Mergers and collaborative working are extremely important to charities; they can help increase synergies, reduce costs and assist with fundraising.Jonathan Kropman, Head of Private Client – BLP
In the current economic climate, charities are increasingly merging to deliver their charitable purposes more effectively; but many are unaware of the complexities inherent in the merger process.Neasa Coen, Associate Director BLP – Private Client
Our client, a major UK grant maker sought our advice on several significant long-term project-funding grants. These included grants to London galleries to refurbish or upgrade some of their buildings, and grants to medical and charitable projects in Israel.
Each grant-making agreement made sure that the donated funds were protected for the purpose, and that whoever received the grant used the funds for the intended purpose.
We helped our client, a US charity, receive a large legacy that was stuck in a benefactor’s estate. The benefactor’s Will stipulated that the charity should use the legacy for a purpose that was no longer its key aim.

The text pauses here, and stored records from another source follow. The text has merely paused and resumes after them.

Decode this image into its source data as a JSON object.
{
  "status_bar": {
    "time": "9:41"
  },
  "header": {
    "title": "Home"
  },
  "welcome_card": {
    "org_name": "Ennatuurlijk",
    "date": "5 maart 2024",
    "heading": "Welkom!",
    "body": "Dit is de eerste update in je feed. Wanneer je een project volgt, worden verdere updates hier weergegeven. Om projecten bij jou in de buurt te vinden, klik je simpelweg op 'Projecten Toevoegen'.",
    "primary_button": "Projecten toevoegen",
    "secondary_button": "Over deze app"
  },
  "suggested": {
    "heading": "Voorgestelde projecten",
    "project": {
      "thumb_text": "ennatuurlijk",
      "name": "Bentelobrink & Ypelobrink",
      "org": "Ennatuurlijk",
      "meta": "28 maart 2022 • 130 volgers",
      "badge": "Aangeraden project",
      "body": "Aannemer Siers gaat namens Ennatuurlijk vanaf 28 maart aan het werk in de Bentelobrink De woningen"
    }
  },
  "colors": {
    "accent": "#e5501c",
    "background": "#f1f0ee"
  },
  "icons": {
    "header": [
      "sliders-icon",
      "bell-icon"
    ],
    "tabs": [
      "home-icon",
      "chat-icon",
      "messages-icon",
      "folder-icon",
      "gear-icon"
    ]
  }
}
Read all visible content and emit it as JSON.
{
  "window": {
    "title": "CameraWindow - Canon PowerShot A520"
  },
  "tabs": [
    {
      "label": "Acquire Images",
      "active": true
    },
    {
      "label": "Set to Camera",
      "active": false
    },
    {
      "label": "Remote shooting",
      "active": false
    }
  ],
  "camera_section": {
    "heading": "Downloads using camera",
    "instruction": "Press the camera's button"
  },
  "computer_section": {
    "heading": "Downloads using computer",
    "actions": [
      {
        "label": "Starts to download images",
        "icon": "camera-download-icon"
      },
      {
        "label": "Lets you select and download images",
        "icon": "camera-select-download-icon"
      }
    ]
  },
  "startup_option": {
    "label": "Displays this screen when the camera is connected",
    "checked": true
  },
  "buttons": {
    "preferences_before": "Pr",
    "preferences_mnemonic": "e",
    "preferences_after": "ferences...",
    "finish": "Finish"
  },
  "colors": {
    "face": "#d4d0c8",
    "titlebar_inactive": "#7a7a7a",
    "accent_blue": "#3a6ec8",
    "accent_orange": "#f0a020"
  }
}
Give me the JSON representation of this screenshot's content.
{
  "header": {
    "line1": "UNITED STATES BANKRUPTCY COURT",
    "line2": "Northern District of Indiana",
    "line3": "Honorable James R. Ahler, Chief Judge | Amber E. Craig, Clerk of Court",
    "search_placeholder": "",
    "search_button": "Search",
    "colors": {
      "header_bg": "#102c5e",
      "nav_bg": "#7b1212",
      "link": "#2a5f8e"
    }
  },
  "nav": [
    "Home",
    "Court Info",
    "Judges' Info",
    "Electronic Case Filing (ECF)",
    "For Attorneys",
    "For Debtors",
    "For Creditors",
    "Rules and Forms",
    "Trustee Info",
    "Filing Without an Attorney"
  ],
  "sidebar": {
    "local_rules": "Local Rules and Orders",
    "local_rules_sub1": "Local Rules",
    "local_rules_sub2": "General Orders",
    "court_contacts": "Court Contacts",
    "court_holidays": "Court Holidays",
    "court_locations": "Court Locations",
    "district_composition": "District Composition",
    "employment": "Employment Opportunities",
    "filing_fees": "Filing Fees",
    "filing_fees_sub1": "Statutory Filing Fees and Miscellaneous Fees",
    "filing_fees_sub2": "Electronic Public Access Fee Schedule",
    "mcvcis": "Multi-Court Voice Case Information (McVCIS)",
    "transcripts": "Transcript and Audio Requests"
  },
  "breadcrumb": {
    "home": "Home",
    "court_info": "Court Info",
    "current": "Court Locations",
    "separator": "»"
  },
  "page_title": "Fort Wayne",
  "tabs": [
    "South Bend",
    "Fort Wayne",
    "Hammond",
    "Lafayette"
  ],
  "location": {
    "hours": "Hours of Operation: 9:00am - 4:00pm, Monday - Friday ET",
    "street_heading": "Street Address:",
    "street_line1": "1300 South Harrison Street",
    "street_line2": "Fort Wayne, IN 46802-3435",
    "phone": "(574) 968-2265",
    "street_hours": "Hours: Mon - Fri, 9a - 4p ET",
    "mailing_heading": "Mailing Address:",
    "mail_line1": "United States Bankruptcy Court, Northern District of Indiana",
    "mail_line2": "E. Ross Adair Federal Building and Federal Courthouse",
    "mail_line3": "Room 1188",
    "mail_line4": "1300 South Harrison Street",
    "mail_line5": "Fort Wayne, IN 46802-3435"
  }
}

The executor of the estate would not release the legacy
We applied to the court for permission to alter the charity’s purposes so that it could receive the legacy. The court agreed and the executor released the funds
When UK charities make overseas grants, they have to be sure the funds are applied for qualifying charitable purposes. A grant agreement may help, along with trusted representatives on the ground to monitor implementation.Martin Paisner, Partner BLP – Private Client
A grant-making charity funding a large project needs to craft the documents carefully both to make sure the project furthers the required charitable purpose, and to protect the grant-making charity’s name and reputation.Neasa Coen, Associate Director BLP – Private Client
Our client was a charity that runs a community center and arts venue in north London.
We advised on a restructuring that allowed it to find a tax-efficient and practical way to manage its many projects – from a residential property development, to trading and charitable activities on its 35,000 square foot site.
We advised our client, a charity that owns a well-known piece of UK foreshore, on a precedent-setting restructuring.
The new structure introduced the role of a protector, who would monitor possible conflicts of interest between the local council and the charity. The new structure was the first to use a protector role in a Charity Commission scheme.
Charities need to think carefully about how they carry out trading activities and what the tax implications will be. Establishing an efficient structure at the outset will save time and money.Neasa Coen, Associate Director BLP– Private Client
The Charity Commission is taking a more restrictive view of the range of activities a charity can, and should, carry out.Jonathan Kropman, Head of Private Client – BLP
“We see a surprisingly large number of Charity Commission queries about governance issues in family charities, particularly around conflicts of interest and private benefit. It’s worth having your house in order.”Neasa Coen, Associate Director BLP – Private Client